TASK INSTRUCTIONS: State the number of lines that hold "intake" in the records below, with no other words.

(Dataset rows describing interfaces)
* * * * *

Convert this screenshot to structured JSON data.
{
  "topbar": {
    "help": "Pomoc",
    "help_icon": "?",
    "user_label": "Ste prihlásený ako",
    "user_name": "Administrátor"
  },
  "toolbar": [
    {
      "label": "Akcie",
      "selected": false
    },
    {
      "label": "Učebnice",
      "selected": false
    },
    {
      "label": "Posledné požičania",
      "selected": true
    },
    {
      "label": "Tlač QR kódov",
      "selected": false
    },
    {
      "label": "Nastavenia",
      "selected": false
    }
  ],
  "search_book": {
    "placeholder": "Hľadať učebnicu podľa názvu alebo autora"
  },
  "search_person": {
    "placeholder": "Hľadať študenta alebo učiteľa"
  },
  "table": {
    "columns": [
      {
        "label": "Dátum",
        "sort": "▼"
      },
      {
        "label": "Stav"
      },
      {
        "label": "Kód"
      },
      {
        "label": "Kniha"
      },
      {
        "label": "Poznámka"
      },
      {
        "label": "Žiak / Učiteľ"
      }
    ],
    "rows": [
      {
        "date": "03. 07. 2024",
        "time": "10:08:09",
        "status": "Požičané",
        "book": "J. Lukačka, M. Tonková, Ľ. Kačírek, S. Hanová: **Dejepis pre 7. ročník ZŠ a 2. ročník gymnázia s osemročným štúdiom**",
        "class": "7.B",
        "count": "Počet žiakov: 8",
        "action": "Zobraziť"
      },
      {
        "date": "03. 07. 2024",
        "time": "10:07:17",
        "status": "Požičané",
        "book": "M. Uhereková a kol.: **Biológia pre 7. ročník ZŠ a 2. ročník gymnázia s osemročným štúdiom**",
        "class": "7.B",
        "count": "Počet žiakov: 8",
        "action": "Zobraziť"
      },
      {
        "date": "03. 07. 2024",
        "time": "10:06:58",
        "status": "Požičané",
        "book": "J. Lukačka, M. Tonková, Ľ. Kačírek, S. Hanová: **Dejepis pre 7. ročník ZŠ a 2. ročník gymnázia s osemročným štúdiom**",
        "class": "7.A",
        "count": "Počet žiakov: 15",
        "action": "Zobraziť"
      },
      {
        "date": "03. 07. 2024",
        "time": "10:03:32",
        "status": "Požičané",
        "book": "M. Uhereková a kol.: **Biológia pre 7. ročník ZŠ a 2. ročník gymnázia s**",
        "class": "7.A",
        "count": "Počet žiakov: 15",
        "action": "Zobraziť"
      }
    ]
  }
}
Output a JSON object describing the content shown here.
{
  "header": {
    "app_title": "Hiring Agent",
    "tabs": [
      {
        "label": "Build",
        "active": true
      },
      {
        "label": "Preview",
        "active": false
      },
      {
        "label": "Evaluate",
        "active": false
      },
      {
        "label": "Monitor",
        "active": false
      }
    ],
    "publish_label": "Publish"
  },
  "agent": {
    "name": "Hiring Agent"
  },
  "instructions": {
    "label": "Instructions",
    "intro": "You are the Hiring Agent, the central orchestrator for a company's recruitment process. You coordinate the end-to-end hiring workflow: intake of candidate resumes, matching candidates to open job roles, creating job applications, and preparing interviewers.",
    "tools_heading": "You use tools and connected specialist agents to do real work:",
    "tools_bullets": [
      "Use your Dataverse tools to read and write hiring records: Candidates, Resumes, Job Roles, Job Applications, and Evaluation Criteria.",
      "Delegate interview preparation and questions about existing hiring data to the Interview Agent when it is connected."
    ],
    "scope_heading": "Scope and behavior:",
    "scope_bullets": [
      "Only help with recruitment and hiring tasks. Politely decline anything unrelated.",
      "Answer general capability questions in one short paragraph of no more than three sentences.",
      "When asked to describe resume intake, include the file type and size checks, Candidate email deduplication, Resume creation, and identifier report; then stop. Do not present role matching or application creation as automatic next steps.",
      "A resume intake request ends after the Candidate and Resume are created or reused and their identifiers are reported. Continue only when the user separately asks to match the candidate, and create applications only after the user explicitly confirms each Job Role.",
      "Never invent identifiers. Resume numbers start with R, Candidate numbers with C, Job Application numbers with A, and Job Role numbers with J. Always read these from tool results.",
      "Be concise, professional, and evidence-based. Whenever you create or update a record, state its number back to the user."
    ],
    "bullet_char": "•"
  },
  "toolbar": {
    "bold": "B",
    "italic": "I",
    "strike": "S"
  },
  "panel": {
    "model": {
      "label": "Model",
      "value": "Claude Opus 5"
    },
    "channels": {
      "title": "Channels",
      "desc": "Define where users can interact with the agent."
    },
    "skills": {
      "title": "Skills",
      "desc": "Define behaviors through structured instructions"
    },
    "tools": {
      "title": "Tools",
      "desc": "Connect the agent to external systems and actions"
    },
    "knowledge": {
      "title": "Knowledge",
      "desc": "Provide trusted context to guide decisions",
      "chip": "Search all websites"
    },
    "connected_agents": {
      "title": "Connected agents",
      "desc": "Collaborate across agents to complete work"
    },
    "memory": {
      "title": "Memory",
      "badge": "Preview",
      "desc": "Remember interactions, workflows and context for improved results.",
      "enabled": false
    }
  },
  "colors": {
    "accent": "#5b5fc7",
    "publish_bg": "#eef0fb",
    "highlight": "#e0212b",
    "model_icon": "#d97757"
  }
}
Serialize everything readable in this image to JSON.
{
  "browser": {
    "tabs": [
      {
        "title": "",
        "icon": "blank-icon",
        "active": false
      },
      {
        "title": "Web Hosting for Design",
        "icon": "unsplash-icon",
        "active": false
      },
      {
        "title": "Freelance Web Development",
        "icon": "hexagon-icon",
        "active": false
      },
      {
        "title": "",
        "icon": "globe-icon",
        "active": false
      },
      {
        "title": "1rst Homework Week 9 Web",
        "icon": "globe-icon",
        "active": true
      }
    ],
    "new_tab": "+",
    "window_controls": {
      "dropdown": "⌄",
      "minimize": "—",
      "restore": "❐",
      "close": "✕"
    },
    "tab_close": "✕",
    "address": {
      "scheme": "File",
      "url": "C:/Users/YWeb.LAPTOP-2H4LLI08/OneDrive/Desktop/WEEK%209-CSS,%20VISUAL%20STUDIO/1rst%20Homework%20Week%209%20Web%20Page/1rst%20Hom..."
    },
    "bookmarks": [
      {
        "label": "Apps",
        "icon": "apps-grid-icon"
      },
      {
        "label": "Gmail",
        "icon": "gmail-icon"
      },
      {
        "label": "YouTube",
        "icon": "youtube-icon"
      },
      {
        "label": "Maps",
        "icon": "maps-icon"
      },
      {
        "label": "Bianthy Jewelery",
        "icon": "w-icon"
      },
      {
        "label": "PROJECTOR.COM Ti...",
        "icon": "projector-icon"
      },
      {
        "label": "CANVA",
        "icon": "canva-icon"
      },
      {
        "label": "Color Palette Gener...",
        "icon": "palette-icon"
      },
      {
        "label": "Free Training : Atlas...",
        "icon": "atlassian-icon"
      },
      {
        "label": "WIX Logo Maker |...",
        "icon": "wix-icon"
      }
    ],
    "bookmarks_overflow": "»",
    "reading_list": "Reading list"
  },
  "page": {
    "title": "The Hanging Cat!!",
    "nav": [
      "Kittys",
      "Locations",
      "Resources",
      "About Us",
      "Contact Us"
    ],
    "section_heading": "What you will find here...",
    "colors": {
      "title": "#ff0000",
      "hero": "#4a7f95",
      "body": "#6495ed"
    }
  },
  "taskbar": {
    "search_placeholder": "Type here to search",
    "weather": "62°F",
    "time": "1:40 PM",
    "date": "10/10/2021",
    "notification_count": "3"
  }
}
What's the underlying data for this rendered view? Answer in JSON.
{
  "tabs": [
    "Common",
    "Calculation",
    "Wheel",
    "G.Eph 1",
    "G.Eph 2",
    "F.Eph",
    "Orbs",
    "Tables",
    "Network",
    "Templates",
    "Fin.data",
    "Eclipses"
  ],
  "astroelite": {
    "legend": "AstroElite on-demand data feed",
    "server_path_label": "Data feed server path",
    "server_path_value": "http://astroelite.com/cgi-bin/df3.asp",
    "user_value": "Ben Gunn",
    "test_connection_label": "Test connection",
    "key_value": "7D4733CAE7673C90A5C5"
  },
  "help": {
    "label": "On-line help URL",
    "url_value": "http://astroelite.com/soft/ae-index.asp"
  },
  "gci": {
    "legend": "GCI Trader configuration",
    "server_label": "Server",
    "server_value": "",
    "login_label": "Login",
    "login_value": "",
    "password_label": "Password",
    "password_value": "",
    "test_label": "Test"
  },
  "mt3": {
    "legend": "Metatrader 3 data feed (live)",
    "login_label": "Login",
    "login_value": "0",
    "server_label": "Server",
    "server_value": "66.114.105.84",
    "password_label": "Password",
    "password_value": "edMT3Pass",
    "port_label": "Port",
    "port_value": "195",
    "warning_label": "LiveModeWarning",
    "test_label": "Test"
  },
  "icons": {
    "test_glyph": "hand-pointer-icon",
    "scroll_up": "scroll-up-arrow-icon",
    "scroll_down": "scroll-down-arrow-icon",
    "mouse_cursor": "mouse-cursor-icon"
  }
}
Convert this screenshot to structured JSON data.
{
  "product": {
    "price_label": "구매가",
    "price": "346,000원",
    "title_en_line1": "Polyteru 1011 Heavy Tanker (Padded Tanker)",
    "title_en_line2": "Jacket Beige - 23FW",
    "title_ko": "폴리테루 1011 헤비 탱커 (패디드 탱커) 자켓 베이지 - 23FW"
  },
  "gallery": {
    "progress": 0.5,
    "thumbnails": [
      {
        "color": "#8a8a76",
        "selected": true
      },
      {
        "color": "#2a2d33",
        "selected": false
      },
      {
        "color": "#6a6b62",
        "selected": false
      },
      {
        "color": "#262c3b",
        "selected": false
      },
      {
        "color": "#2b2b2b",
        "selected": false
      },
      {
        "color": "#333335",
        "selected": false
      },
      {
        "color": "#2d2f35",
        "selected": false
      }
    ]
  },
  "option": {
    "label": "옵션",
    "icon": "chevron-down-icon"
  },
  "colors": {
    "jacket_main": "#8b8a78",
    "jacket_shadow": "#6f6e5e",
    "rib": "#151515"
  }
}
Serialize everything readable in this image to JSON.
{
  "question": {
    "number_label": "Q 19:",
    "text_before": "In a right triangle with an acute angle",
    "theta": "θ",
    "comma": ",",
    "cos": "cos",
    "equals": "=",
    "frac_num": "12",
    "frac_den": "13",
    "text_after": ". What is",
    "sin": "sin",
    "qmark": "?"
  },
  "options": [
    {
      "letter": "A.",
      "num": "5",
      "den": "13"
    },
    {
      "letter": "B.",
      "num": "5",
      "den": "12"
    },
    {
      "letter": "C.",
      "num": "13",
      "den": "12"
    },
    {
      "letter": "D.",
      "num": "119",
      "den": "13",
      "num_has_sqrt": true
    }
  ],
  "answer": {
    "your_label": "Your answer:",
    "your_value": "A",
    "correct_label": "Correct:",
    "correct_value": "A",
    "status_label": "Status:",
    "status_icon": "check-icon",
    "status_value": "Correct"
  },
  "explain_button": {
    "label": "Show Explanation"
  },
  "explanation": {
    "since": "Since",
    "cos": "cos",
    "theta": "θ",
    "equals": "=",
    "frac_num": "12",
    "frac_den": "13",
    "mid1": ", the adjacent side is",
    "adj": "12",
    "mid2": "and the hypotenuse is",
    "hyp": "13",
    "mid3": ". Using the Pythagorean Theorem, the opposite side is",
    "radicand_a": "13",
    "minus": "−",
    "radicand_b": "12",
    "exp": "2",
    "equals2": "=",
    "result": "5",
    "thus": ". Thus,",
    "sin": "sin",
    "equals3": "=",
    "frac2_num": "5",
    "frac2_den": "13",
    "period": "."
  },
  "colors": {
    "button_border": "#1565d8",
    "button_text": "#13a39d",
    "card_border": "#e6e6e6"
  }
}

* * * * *

ANSWER TO THIS TASK: 3